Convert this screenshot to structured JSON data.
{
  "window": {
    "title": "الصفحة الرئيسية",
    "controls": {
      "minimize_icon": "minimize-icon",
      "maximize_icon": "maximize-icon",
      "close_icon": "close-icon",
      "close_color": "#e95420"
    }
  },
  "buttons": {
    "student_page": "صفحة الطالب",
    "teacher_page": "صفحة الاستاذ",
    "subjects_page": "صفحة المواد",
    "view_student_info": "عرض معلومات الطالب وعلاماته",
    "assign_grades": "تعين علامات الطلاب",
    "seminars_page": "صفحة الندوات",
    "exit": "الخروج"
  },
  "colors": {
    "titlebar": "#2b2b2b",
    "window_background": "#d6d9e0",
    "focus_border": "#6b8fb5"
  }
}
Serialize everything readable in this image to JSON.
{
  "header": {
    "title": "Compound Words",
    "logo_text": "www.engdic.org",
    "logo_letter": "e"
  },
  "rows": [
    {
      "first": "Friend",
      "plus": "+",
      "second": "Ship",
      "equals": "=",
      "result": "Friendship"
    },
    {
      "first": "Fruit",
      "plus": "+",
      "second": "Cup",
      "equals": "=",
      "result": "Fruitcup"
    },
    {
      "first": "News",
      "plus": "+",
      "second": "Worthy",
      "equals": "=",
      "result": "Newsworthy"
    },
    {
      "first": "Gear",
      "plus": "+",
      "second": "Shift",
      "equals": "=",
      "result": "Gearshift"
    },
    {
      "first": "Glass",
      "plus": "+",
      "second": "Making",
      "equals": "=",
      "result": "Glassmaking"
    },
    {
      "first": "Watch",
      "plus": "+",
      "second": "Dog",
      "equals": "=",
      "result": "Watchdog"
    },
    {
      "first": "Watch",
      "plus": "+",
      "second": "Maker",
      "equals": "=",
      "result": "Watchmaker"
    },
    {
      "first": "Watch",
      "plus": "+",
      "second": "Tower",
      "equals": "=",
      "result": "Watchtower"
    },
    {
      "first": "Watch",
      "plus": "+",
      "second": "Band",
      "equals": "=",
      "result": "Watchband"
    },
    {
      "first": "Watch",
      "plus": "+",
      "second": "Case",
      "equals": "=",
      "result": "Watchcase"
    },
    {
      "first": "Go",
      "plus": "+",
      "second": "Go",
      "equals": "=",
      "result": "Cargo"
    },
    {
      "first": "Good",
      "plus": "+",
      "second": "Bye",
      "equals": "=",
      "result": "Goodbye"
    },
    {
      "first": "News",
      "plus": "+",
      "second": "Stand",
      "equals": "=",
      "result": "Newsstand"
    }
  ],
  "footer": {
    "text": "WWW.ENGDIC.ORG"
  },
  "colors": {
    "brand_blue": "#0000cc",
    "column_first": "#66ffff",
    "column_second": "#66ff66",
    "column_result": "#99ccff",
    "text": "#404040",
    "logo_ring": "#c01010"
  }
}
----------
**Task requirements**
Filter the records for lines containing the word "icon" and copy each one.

**Answer**
      "minimize_icon": "minimize-icon",
      "maximize_icon": "maximize-icon",
      "close_icon": "close-icon",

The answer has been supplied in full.